The seventh annual HOMER International Microgrid Conference will be from October 7-9 in Cambridge, Massachusetts. Acknowledging the explosion in popularity of microgrids worldwide, the conference will explore the lessons that can be learned from pioneering microgrids in remote locations and examine what insights can be applied to new grid-connected projects. In addition to domestic applications, leading microgrid innovators will present case studies from Asia, Africa, the Caribbean and the Arctic, and illustrate the variety that is emerging in the roles that microgrids serve and the ways in which they are valued.
The conference attracts engineers, distributed energy developers, equipment manufacturers, policymakers, planners and government officials from diverse cultural and economic environments. Speakers will discuss combined heat and power projects, solar + storage projects for utility cost control, microgrids for resilience, the ways in which microgrids are remaking Puerto Rico’s electric grid in the wake of Hurricane Maria, the role of microgrids in African economic development, and a variety of other topics covering microgrid regulation, finance and technology.
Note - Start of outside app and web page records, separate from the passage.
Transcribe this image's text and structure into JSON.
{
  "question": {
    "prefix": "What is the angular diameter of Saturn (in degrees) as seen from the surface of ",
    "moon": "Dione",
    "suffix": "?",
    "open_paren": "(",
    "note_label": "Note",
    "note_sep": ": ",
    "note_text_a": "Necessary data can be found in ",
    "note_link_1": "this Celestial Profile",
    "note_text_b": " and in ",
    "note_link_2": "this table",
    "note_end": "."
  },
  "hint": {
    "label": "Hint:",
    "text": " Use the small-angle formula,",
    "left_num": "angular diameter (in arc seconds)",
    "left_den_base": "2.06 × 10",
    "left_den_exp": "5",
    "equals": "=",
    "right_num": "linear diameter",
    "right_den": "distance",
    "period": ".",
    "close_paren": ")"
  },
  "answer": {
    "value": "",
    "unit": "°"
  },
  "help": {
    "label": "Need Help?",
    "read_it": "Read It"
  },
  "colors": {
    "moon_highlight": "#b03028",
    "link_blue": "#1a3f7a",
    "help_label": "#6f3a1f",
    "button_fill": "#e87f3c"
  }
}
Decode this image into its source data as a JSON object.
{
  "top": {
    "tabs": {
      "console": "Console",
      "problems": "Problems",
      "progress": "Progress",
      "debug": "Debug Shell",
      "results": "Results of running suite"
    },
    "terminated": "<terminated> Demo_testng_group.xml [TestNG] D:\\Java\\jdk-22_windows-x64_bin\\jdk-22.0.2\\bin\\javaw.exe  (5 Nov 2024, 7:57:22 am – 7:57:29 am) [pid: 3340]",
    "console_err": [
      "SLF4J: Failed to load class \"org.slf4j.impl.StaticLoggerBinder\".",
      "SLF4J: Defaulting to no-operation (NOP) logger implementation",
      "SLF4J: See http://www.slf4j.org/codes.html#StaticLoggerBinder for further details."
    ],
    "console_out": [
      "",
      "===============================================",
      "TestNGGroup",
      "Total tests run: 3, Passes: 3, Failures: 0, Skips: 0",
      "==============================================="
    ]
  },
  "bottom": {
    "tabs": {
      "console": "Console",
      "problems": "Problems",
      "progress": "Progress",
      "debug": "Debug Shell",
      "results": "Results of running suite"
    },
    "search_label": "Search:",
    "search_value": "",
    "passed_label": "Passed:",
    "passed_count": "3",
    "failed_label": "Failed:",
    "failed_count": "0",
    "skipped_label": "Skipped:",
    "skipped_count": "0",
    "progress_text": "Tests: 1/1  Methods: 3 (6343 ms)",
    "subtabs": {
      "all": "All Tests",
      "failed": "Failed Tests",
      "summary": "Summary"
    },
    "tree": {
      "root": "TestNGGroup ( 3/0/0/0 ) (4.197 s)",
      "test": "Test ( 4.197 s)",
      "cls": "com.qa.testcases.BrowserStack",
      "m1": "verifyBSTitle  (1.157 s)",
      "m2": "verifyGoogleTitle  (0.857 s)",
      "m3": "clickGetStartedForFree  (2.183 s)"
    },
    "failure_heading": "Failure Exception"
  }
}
Keynote speakers include Maxine Ghavi, Group Senior Vice President and Head of the Grid Edge Solutions Product Group at ABB, who will talk about “The Role of Microgrids at the Grid Edge: Global Best Practices;” John Exel, who leads the Global Facility on Mini-Grids at the World Bank; Dr. Dan Kammen, who chairs the Energy and Resources Group at the University of California, Berkeley; Peter Asmus, Director of Research at Navigant; and Dr. Peter Lilienthal, CEO of HOMER Energy, to mention a few.
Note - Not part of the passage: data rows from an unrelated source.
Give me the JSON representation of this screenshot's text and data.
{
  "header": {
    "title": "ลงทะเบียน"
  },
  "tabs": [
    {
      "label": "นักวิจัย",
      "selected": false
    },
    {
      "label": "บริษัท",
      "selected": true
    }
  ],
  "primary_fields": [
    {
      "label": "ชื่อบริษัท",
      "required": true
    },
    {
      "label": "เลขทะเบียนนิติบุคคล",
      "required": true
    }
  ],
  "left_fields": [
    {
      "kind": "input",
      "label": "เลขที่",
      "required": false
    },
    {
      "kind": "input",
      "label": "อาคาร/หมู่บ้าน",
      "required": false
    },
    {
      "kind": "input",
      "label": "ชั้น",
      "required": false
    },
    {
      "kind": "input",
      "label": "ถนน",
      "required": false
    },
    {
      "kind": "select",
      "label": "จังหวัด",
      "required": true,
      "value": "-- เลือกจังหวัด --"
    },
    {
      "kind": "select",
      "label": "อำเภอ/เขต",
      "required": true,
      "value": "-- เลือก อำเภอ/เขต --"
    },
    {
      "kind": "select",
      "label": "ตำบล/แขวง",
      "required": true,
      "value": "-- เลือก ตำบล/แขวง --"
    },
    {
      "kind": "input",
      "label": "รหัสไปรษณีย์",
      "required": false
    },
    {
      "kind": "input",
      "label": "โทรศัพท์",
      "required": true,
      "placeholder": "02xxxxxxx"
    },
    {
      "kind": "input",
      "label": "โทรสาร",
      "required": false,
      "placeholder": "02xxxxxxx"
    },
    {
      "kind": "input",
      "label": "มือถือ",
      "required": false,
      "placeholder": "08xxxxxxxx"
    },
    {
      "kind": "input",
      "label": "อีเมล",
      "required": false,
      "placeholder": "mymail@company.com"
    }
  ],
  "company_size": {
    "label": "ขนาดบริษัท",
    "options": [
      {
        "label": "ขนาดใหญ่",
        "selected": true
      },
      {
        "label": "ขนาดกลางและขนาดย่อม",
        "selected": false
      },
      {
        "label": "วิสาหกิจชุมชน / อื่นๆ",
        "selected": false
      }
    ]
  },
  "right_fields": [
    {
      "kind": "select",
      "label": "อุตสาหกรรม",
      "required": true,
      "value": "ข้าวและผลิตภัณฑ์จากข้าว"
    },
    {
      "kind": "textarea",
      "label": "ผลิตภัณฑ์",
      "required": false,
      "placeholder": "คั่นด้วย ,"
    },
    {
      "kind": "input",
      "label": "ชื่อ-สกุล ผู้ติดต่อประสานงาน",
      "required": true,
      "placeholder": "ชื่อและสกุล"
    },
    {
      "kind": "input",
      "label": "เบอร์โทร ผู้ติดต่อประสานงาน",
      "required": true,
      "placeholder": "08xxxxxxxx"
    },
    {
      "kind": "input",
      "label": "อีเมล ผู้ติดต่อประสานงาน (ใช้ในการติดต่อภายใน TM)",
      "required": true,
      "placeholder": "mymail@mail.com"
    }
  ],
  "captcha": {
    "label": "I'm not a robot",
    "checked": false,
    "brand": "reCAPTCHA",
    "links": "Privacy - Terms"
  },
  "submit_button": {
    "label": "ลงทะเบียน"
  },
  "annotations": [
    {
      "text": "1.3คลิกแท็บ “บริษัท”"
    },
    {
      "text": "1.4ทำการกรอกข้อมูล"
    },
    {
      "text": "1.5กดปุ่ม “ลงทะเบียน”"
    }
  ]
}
“I believe that as many cities and large corporations consider building out distributed energy projects as microgrids, we have a lot of important lessons to learn from early adopters in harsh arctic environments and off-grid communities in the developing world,” says Dr. Peter Lilienthal, HOMER Energy co-founder and CEO. “As more diverse customers become interested in microgrids, we are seeing new value propositions emerge, such as demand charge reduction and resilience,” he added. “We always try to shed light on a broad range of microgrid projects at our conferences so very different people can learn from each other.”
The conference will feature two special events in addition to the main conference. On Sunday, October 6, there will be a tour of the advanced research microgrid at the Schneider Electric corporate headquarters in Andover, Massachusetts. On Wednesday, October 9, there will be a full day of training on the HOMER software. The HOMER trainings are certified for continuing education credits by the North American Board of Certified Energy Practitioners (NABCEP). The training will cover the fundamentals of designing and modeling off-grid and grid-tied microgrids - solar-plus-storage systems for example - using the HOMER software. Participants will learn how to size hybrid distributed energy systems and identify the most economically optimal designs. The seventh annual HOMER International Microgrid Conference is a must for distributed energy professionals who want to advance in this field.
Visit the conference website, http://microgridconference.com, to learn more and to register.